After the introducing chapters, Hyouka moves to the main storyline, which is about Eru's uncle and what transpired at the Classic Literature Club thirty-three years ago. Here the mode changes to that of something that resembles a mix between a historical and a bibliophilic mystery, as the club members search for old books and other materials to deduce what happened three decades ago. One has to admire how Yonezawa used precise wording in each of the documents to nudge the reader in the right direction, as well as the fact how each new document presented changes the working theory. So first a theory is made based on document 1, which is then altered because of the contents of document 2 leading to theory 2, etc. It's a great showcase of the cause-and-effect relation between clues and hypotheses, even if the deductions feel less 'tight' (or decisive) compared to the mysteries found in the earlier chapters because it's based on textual interpretation.

I first read this book as a short story collection, as early on each chapter had its own mystery, but it turned out it was a proper novel, and I liked in hindsight how good the clueing was throughout the book, with little comments or revelations made the earlier parts coming back for the end. This is what any good detective novel should do, of course, but because I first read it as a short story collection, I wasn't prepared for that much story integration across stories, and even after noticing it was not a story collection, I thought the clueing/foreshadowing was done really well.

Hyouka was thus a fairly entertaining book, even if a bit short. While the book does feature a finished storyline, it also feels like the start of a story, so I guess we'll learn more about Houtarou, the other characters and the school itself in subsequent entries. So while Hyouka on its own is a good, but light meal, I have the feeling the whole course will turn out to be quite satisfactory. And hey, I might even try the anime.

Original Japanese title(s): 米澤穂信 『氷菓』


  1. I saw the anime. It was in 2 parts. It was excellent.

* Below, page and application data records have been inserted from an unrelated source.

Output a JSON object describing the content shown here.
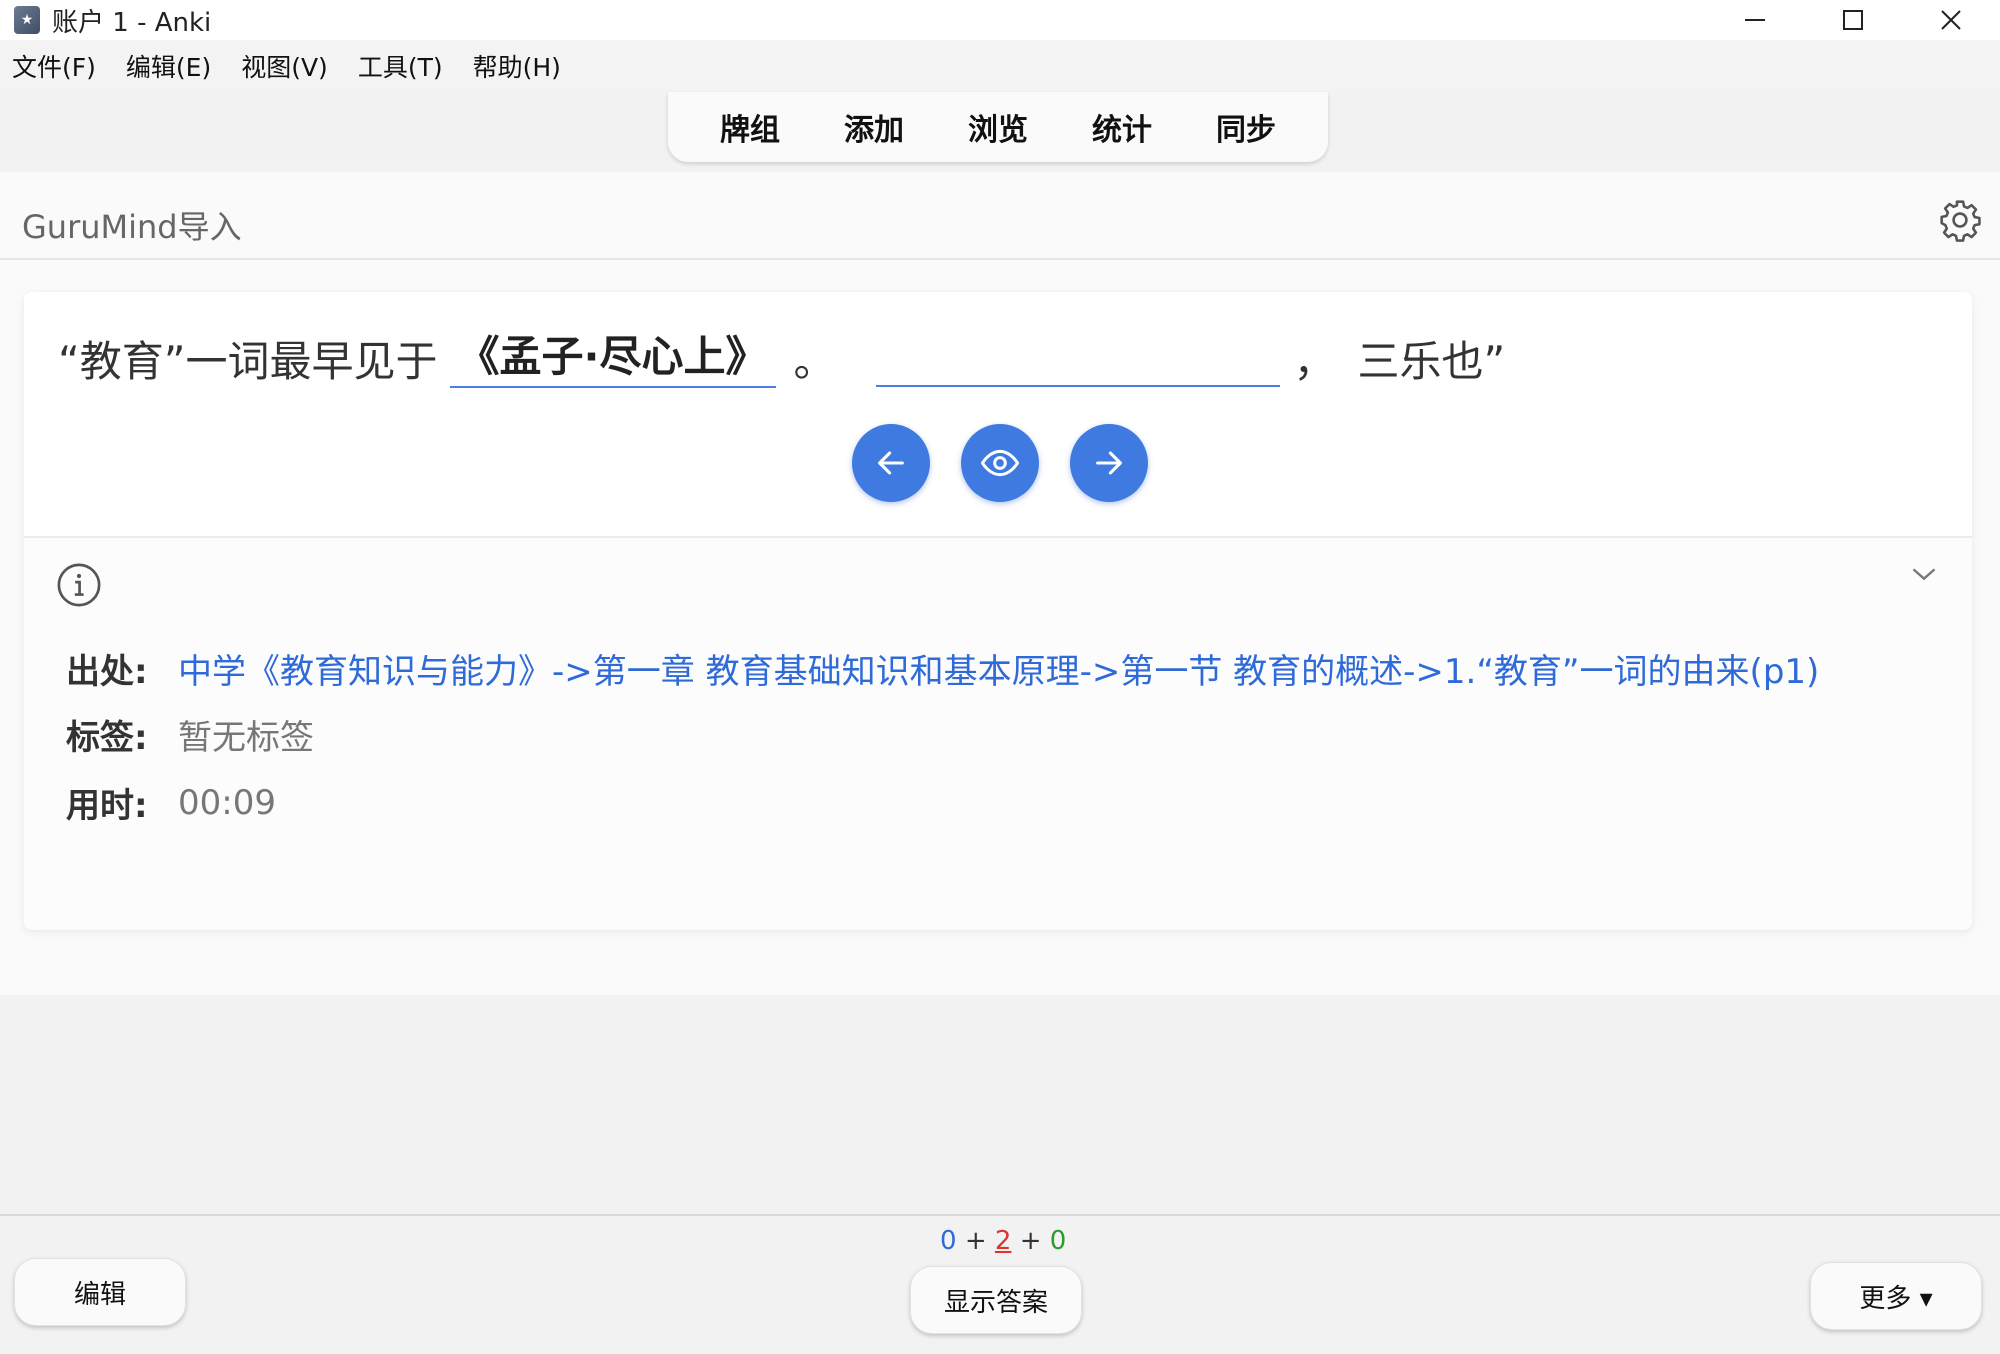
{
  "window": {
    "title": "账户 1 - Anki",
    "minimize_label": "—",
    "maximize_label": "☐",
    "close_label": "✕"
  },
  "menu": [
    "文件(F)",
    "编辑(E)",
    "视图(V)",
    "工具(T)",
    "帮助(H)"
  ],
  "toolbar": [
    "牌组",
    "添加",
    "浏览",
    "统计",
    "同步"
  ],
  "deck": {
    "title": "GuruMind导入"
  },
  "card": {
    "question_prefix": "“教育”一词最早见于",
    "answer_shown": "《孟子·尽心上》",
    "period": "。",
    "comma": "，",
    "question_suffix": "三乐也”"
  },
  "meta": {
    "source_label": "出处:",
    "source_value": "中学《教育知识与能力》->第一章 教育基础知识和基本原理->第一节 教育的概述->1.“教育”一词的由来(p1)",
    "tags_label": "标签:",
    "tags_value": "暂无标签",
    "time_label": "用时:",
    "time_value": "00:09"
  },
  "counts": {
    "new": "0",
    "plus1": "+",
    "learn": "2",
    "plus2": "+",
    "review": "0"
  },
  "bottom": {
    "edit_label": "编辑",
    "show_answer_label": "显示答案",
    "more_label": "更多 ▾"
  },
  "colors": {
    "accent_blue": "#3f7ae0",
    "link_blue": "#2f6ad9",
    "learn_red": "#dd3333",
    "review_green": "#2a9d2a"
  }
}
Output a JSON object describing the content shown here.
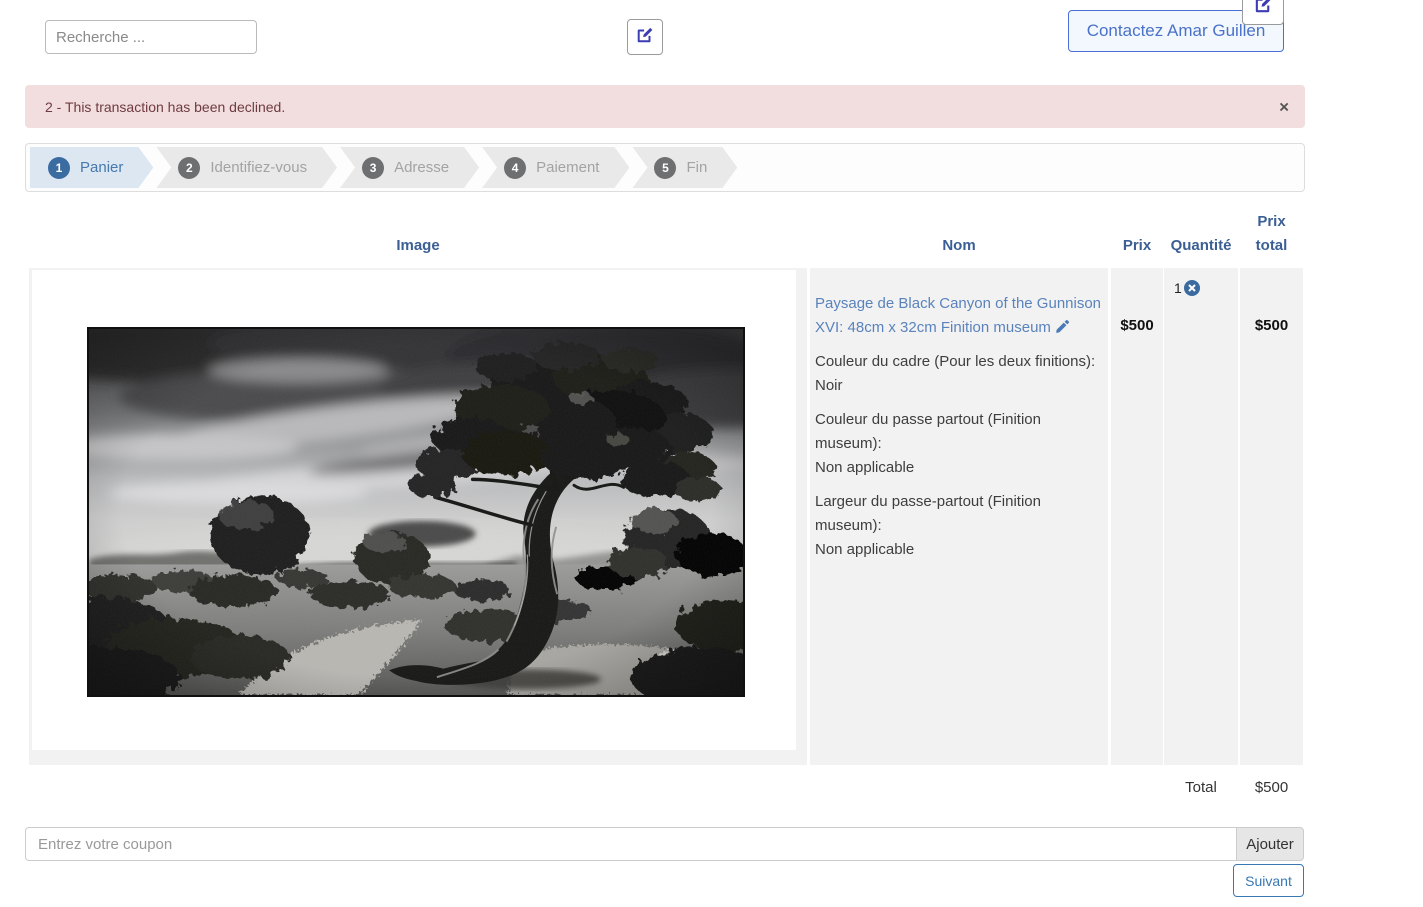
{
  "header": {
    "search_placeholder": "Recherche ...",
    "contact_button_label": "Contactez Amar Guillen"
  },
  "alert": {
    "message": "2 - This transaction has been declined.",
    "close_label": "×"
  },
  "steps": [
    {
      "number": "1",
      "label": "Panier",
      "active": true
    },
    {
      "number": "2",
      "label": "Identifiez-vous",
      "active": false
    },
    {
      "number": "3",
      "label": "Adresse",
      "active": false
    },
    {
      "number": "4",
      "label": "Paiement",
      "active": false
    },
    {
      "number": "5",
      "label": "Fin",
      "active": false
    }
  ],
  "cart_table": {
    "columns": [
      "Image",
      "Nom",
      "Prix",
      "Quantité",
      "Prix total"
    ],
    "rows": [
      {
        "image_alt": "Photo noir et blanc d'un genévrier tordu - Black Canyon of the Gunnison",
        "name_link": "Paysage de Black Canyon of the Gunnison XVI: 48cm x 32cm Finition museum",
        "options": [
          {
            "label": "Couleur du cadre (Pour les deux finitions):",
            "value": "Noir"
          },
          {
            "label": "Couleur du passe partout (Finition museum):",
            "value": "Non applicable"
          },
          {
            "label": "Largeur du passe-partout (Finition museum):",
            "value": "Non applicable"
          }
        ],
        "price": "$500",
        "quantity": "1",
        "total": "$500"
      }
    ],
    "total_label": "Total",
    "total_value": "$500"
  },
  "coupon": {
    "placeholder": "Entrez votre coupon",
    "add_button_label": "Ajouter"
  },
  "next_button_label": "Suivant",
  "icons": {
    "top_buttons": "pen-square-icon",
    "product_name": "pencil-icon",
    "quantity_remove": "circle-x-icon"
  },
  "colors": {
    "step_active_bg": "#dce7f2",
    "step_active_text": "#4679ad",
    "step_circle_active": "#3b6ca1",
    "step_inactive_bg": "#e9e9e9",
    "table_header_text": "#3b5f94",
    "product_link": "#5a83bc",
    "alert_bg": "#f2dede",
    "alert_text": "#6e3b41",
    "edit_icon": "#3c3cb4",
    "contact_border": "#4a6fd4",
    "next_button": "#3878b4"
  }
}
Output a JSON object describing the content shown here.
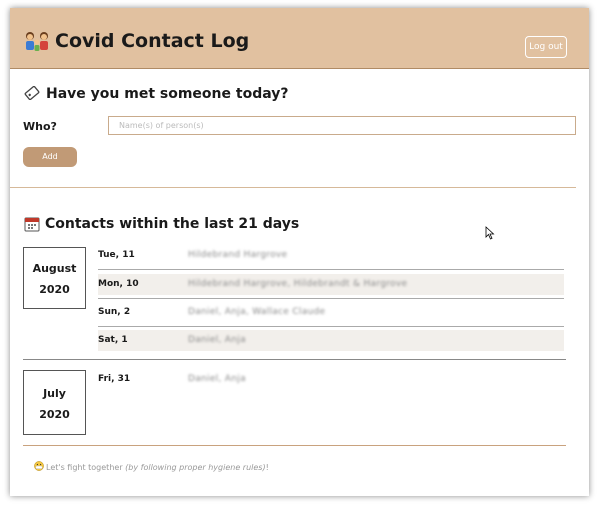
{
  "app": {
    "title": "Covid Contact Log",
    "logout_label": "Log out"
  },
  "form": {
    "title": "Have you met someone today?",
    "who_label": "Who?",
    "who_placeholder": "Name(s) of person(s)",
    "add_label": "Add"
  },
  "contacts": {
    "title": "Contacts within the last 21 days",
    "months": [
      {
        "month": "August",
        "year": "2020",
        "rows": [
          {
            "day": "Tue, 11",
            "names": "Hildebrand Hargrove"
          },
          {
            "day": "Mon, 10",
            "names": "Hildebrand Hargrove, Hildebrandt & Hargrove"
          },
          {
            "day": "Sun, 2",
            "names": "Daniel, Anja, Wallace Claude"
          },
          {
            "day": "Sat, 1",
            "names": "Daniel, Anja"
          }
        ]
      },
      {
        "month": "July",
        "year": "2020",
        "rows": [
          {
            "day": "Fri, 31",
            "names": "Daniel, Anja"
          }
        ]
      }
    ]
  },
  "footer": {
    "text": "Let's fight together",
    "italic": "(by following proper hygiene rules)",
    "end": "!"
  },
  "colors": {
    "header_bg": "#e1c1a0",
    "accent": "#c19a76"
  }
}
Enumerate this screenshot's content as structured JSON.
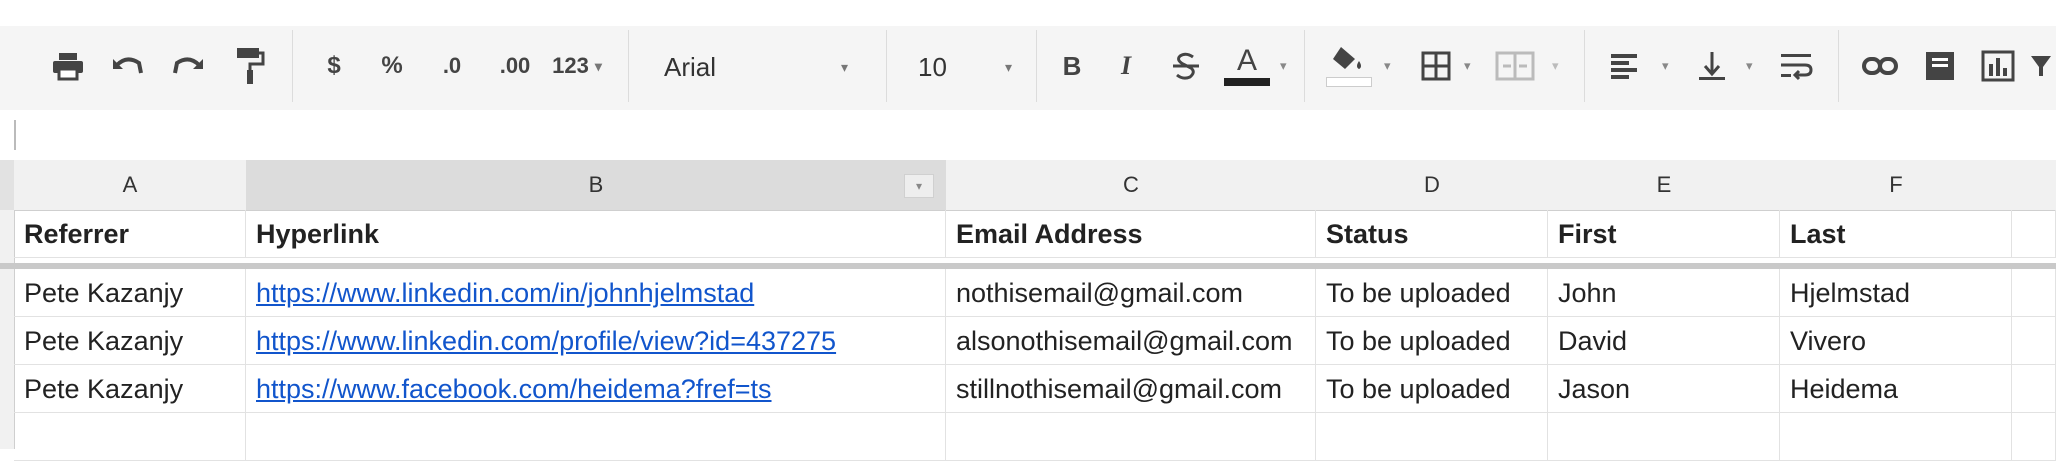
{
  "toolbar": {
    "currency_label": "$",
    "percent_label": "%",
    "decrease_decimal_label": ".0",
    "increase_decimal_label": ".00",
    "more_formats_label": "123",
    "font_name": "Arial",
    "font_size": "10",
    "bold_label": "B",
    "italic_label": "I",
    "text_color_label": "A"
  },
  "columns": [
    {
      "letter": "A"
    },
    {
      "letter": "B"
    },
    {
      "letter": "C"
    },
    {
      "letter": "D"
    },
    {
      "letter": "E"
    },
    {
      "letter": "F"
    }
  ],
  "header_row": [
    "Referrer",
    "Hyperlink",
    "Email Address",
    "Status",
    "First",
    "Last"
  ],
  "rows": [
    [
      "Pete Kazanjy",
      "https://www.linkedin.com/in/johnhjelmstad",
      "nothisemail@gmail.com",
      "To be uploaded",
      "John",
      "Hjelmstad"
    ],
    [
      "Pete Kazanjy",
      "https://www.linkedin.com/profile/view?id=437275",
      "alsonothisemail@gmail.com",
      "To be uploaded",
      "David",
      "Vivero"
    ],
    [
      "Pete Kazanjy",
      "https://www.facebook.com/heidema?fref=ts",
      "stillnothisemail@gmail.com",
      "To be uploaded",
      "Jason",
      "Heidema"
    ]
  ],
  "colors": {
    "link": "#1155cc",
    "toolbar_bg": "#f5f5f5",
    "header_bg": "#f1f1f1",
    "selected_header_bg": "#dcdcdc"
  },
  "icons": [
    "print-icon",
    "undo-icon",
    "redo-icon",
    "paint-format-icon",
    "bold-icon",
    "italic-icon",
    "strikethrough-icon",
    "text-color-icon",
    "fill-color-icon",
    "borders-icon",
    "merge-cells-icon",
    "align-left-icon",
    "valign-bottom-icon",
    "wrap-text-icon",
    "link-icon",
    "comment-icon",
    "chart-icon",
    "filter-icon"
  ]
}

    1. The reputation of the anime is really good, isn't it? I have seen tons of people who usually don't watch mystery series go out and get the BD releases, so it appears it really has a wide appeal >_>

  2. Unless they get themselves involved in swimming, Kyoto Animation usually comes through.

  3. I watched the Hyouka anime a while ago, and... I thought it was underwhelming. Of course, I'm a sucker for the over-the-top grandiose Kindaichi Shonen-esque impossible themed serial murder mysteries, so it might not be so surprising that I wasn't as interested by the subdued mysterious events within everyday life.

    I didn't like how the main mystery was propelled by Eru just forgetting what she wanted. And then it was underwhelming when Oreki finished his deductions and she went "Oh I *just* remembered it all!" because it made the entire process of investigating feel pointless. That was just the anime, so I don't know how the book handled it.

    That being said, I really liked the Student Film arc, which it doesn't sound like was included in this first book, so... there's that to look forward to! The second opening to the anime is also one of my favorites of all time (not because the song is particularly great, but because I think the opening perfectly captures the essence of the show in a way that few openings/endings do.)

    1. I don't mind the "oh, now I remember" thing less in these kinds of everyday life mysteries, as it does happen in everyday life :P Of course, that doesn't mean the core mystery doesn't need to be alluring in some kind of way.

      The film club story is from the second volume, and I already read it. Review coming up in... *checks schedule* two weeks? Spoilers: it was awesome.